Wednesday, June 11, 2014

The Big Tiny: A Built-It-Myself Memoir - Williams

Title:The Big Tiny: A Built-It-Myself Memoir
Author: Dee Williams
Published: 2014
Genre: Non-Fiction
Rating: 3/5- Good. Read it, have a good time and move on. Or not.

Book Source: I received this book through Netgalley, free of cost, in exchange for an honest review.

Recommended if you like: Memoirs, Environmentalism
What Its About:  
Dee Williams was an average (though handy) single woman making her way in life.  She had a good job and eventually bought a home, which she shared with roommates. Though she spent many days working on the fixer-upper, it felt it must be a labor of love and that she was "happy enough".

Then, one day, life changed completely. After suffering a heartache, Williams was diagnosed with cardiomyopathy, or congestive heart failure. In her early forties, Williams looked around and saw her lovely home, wealth of possessions (for which she felt vaguely guilty, given a trip to a third world country where they had very little), and her list of needs to upkeep such a lifestyle and decided that "happy enough" wasn't enough.
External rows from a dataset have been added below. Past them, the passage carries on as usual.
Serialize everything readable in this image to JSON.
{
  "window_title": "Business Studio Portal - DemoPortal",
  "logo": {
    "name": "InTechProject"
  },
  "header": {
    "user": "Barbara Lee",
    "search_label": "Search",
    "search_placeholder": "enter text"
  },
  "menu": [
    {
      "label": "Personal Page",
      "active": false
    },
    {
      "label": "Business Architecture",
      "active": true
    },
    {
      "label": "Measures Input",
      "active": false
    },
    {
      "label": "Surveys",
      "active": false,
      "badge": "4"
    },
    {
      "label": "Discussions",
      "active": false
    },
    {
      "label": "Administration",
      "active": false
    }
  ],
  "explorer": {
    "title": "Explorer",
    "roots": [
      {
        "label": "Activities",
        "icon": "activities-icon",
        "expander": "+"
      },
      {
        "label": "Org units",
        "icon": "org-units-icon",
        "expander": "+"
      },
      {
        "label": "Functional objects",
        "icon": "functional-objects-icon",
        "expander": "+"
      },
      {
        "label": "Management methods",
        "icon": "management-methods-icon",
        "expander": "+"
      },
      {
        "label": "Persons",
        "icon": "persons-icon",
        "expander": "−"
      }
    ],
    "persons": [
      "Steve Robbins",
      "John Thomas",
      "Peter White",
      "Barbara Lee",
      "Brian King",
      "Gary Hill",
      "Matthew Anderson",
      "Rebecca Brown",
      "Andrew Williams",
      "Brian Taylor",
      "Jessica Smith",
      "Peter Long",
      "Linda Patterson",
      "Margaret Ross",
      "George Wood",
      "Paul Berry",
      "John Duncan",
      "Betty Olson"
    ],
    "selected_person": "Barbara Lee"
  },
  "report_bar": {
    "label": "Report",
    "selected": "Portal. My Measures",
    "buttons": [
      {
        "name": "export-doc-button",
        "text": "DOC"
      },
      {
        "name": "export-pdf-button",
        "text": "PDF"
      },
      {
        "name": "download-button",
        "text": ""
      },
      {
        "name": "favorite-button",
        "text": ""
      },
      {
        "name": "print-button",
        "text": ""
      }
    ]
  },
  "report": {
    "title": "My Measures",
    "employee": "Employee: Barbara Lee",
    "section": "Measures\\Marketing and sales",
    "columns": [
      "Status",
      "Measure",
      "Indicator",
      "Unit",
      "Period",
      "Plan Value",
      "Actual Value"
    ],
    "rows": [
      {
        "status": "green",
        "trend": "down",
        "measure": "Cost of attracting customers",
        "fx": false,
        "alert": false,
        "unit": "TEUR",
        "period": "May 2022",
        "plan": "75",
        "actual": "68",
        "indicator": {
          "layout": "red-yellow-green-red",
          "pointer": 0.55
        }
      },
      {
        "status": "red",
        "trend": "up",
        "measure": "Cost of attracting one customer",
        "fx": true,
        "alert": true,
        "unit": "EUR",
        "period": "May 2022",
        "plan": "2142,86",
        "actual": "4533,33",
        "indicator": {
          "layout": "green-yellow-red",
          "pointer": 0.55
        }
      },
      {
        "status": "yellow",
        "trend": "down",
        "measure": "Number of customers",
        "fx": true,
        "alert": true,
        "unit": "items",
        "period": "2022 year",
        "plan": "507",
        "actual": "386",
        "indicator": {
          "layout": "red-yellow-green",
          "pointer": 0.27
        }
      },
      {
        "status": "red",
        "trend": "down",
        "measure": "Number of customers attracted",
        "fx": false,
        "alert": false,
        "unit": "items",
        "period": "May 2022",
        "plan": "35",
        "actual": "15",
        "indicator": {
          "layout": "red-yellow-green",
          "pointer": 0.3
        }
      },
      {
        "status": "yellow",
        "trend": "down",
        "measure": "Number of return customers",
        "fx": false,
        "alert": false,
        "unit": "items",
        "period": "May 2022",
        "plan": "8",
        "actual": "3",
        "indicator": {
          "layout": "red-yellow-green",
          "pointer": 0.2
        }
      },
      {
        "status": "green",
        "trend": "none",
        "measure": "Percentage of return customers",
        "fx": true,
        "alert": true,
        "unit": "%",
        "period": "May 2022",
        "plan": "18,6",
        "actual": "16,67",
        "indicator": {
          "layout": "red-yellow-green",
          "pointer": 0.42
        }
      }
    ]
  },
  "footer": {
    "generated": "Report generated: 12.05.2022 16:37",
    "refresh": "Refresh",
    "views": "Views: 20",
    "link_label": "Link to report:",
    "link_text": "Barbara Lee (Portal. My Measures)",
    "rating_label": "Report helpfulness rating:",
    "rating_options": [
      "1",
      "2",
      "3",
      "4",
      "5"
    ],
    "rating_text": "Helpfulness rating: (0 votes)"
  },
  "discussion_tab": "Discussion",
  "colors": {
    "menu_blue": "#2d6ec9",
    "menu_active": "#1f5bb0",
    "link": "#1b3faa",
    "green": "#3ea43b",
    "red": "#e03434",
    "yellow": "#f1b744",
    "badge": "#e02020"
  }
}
She decided to downsize, her home and her life. She undertook the process of building an 84 square foot home (small enough meet legal guidelines for travel on highways) and reduced her needs - and wants - to enable life within that space. What she found was that it didn't really matter what she had, but what she was doing with her time and who she did it with, that mattered and there really is no place like home, even if that home is smaller than a typical parking spot, with a compost toilet and solar power.

The Bottom Line:
What a wonderful read this was. Who has never looked around their home and wondered why all "this stuff" is necessary? Who has never dreamed of removing the stress and worry of working full time and paying mortgage/rent, utilities bills, and keeping up with "the Jones"?  Dee Williams, though pushed by her health issues, took that leap and changed her life toward what she still perceives as the better.

She admits to having difficulty talking about her health and personal issues. And, though I realize that the book is more about the changes in her life, and not the fear of her health situation, I would have liked to hear a more about the emotional process she worked through to make the decisions she did. The book is relatively short, about 200 pages, so there was certainly space.  Otherwise, well written and engrossing. The story of her path is amazing.